Posted on Monday, 23rd May 2011
Bistro du Vin Clerkenwell recently opened in London and will be the first of several restaurants to open up as part of the Hotel du Vin chain. The restaurant is welcoming, with a warm bistro-y feel. The décor is rustic and charming, with chalky grey and bluish tones. The walls are dotted with wine memorabilia, the fireplaces and corner pieces are stacked with decorative bottles and there is a strong use of wood throughout the restaurant. The intention is to provide a neighbourhood retreat, and Bistro du Vin has done this well. Diners have the option of eating at the pewter-topped bar (the longest dining bar in London) that circles the restaurant’s open kitchen, or to dine al fresco under during the warmer summer months. And of course, there is the option of eating at one of the many tables inside the cozy retreat.
We dined as guests of the restaurant and started with a Chase marmalade vodka martini (£10), a specialty of the house, which was damn good. This was followed by a some of the oysters on offer – fine de Claires (£3.50) and Cornish (£2.50) which were both delicious and fresh. But it was the former which won my heart with its robust meatiness.
A steak tartare (£7.50) contained a nice balance of acidity to cut through the richness of the flavoursome and well seasoned meat. A second starter of lobster bisque (£5.95) was reasonably tasty, but its consistency was a little on the thin side. Further reduction was needed to produce a more concentrated flavour.
A sharing platter of hot roasted shells (£55) contained a half lobster, crayfish, razor clams, king scallops, oyster, crabs and mussels. The platter was impressive to look at and generously filled, and the seafood was undoubtedly fresh. Most pleasing of all was the crab for its sweet, sweet flavour. But we needed help from the restaurant to break into it as the crab was cut into two rather than four pieces, which, with our clumsy natures made the flesh difficult to access. I also thought the quality of the razor clams to be impressive for they were also wonderfully sweet. But they had not been cleaned properly, and we found grit in the shells.
To accompany the platter was some wonderfully thin and super crispy pommes frites (£3.50) which were well seasoned. These were extremely well done.
A chevre, mache peas and mint salad (£5.95) was pleasant, spring-y and nicely dressed. The melted chevre cheese on toast was particularly appetising in a melted cheese sort of way. A side serving of peas with spring onions (£3.50) was very well cooked with a hint of crunch, but a little peppery.
To finish, a strawberry vacherin sundae (£6.95) was impressive. A lovely combination of sweet strawberries and strawberry purée, crunchy meringue and Chantilly cream, this was one of those comforting desserts that one always finds satisfying.

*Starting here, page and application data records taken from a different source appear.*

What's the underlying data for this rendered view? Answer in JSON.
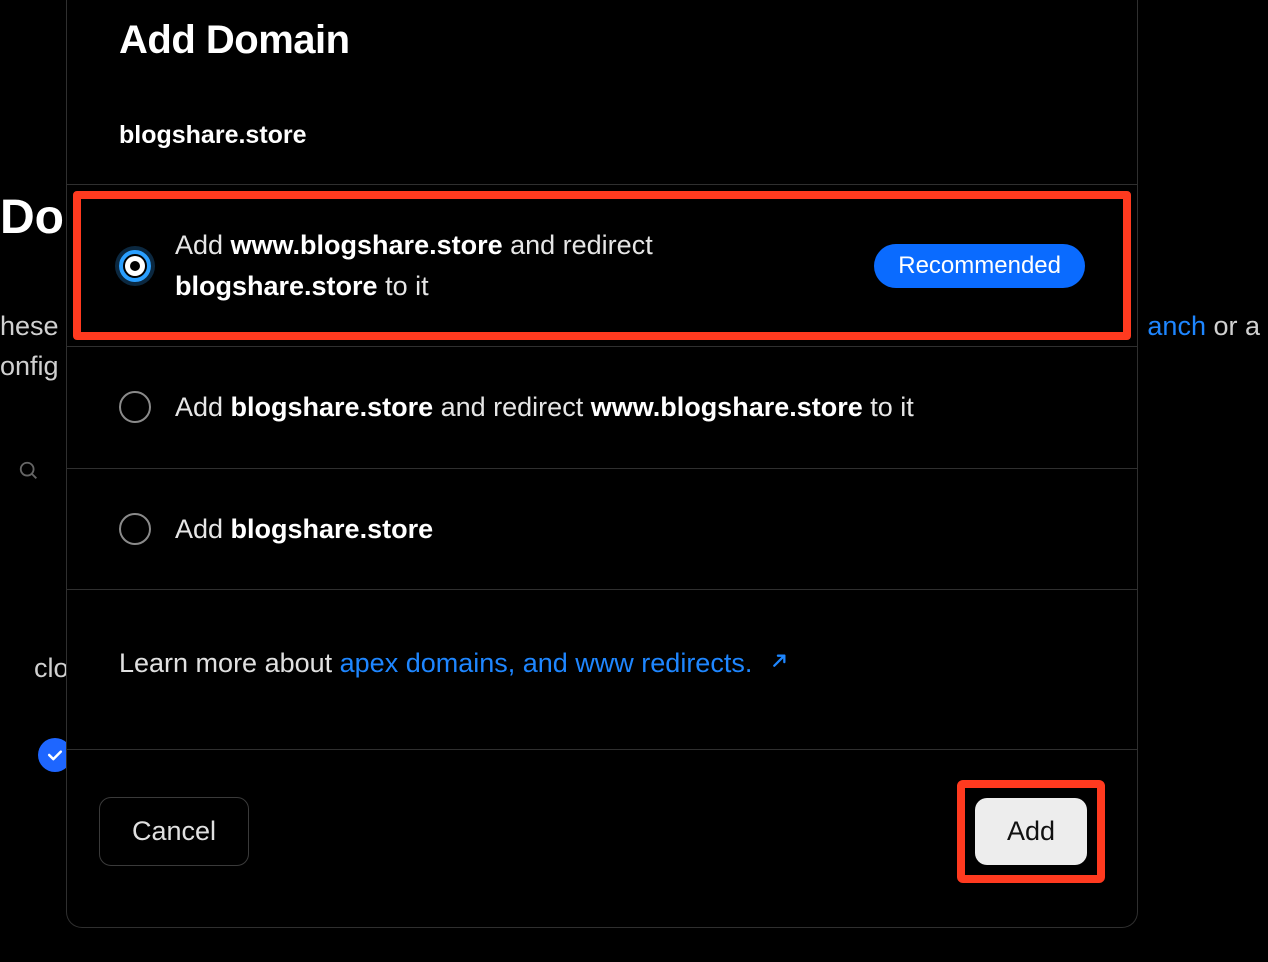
{
  "background": {
    "heading_fragment": "Dom",
    "line1_fragment": "hese",
    "line2_fragment": "onfig",
    "link_fragment": "anch",
    "or_a": " or a",
    "item_fragment": "clo"
  },
  "modal": {
    "title": "Add Domain",
    "subtitle": "blogshare.store",
    "options": [
      {
        "pre": "Add ",
        "bold1": "www.blogshare.store",
        "mid": " and redirect ",
        "bold2": "blogshare.store",
        "post": " to it",
        "selected": true,
        "badge": "Recommended"
      },
      {
        "pre": "Add ",
        "bold1": "blogshare.store",
        "mid": " and redirect ",
        "bold2": "www.blogshare.store",
        "post": " to it",
        "selected": false
      },
      {
        "pre": "Add ",
        "bold1": "blogshare.store",
        "mid": "",
        "bold2": "",
        "post": "",
        "selected": false
      }
    ],
    "learn_prefix": "Learn more about ",
    "learn_link": "apex domains, and www redirects.",
    "footer": {
      "cancel": "Cancel",
      "add": "Add"
    }
  }
}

We tried a scoop of each of the dulce de leche and cornflake ice creams (£2.50 per scoop). The dulce de leche flavour tasted harsh on the palate and did not work. Its sweetness wasn’t quite right and there was an astringent quality to it. But the former was creamy and cornflake-y (also serving this on the menus right now is the Hawksmoor Seven Dials).
Overall the service was resoundingly sweet, but there were a few areas where it could have been better. The restaurant didn’t wipe our table after the big mess we made with our platter (we are clumsy after all), and our hand bowl was replaced with water so hot it scalded my hand.
Our seafood platter wasn’t without hiccups. There was no excusing the grit in our razor clams. But that said, there’s no doubting the freshness of the seafood and there were other aspects of our meal which I enjoyed. On balance, with its attractive appeal, it would be difficult to discount Bistro du Vin in the seductive neighbourhood bistro stakes.
Food rating: 3/5
Service rating: 3/5
Price range: £23 – £44 for three courses. Excludes drinks and service.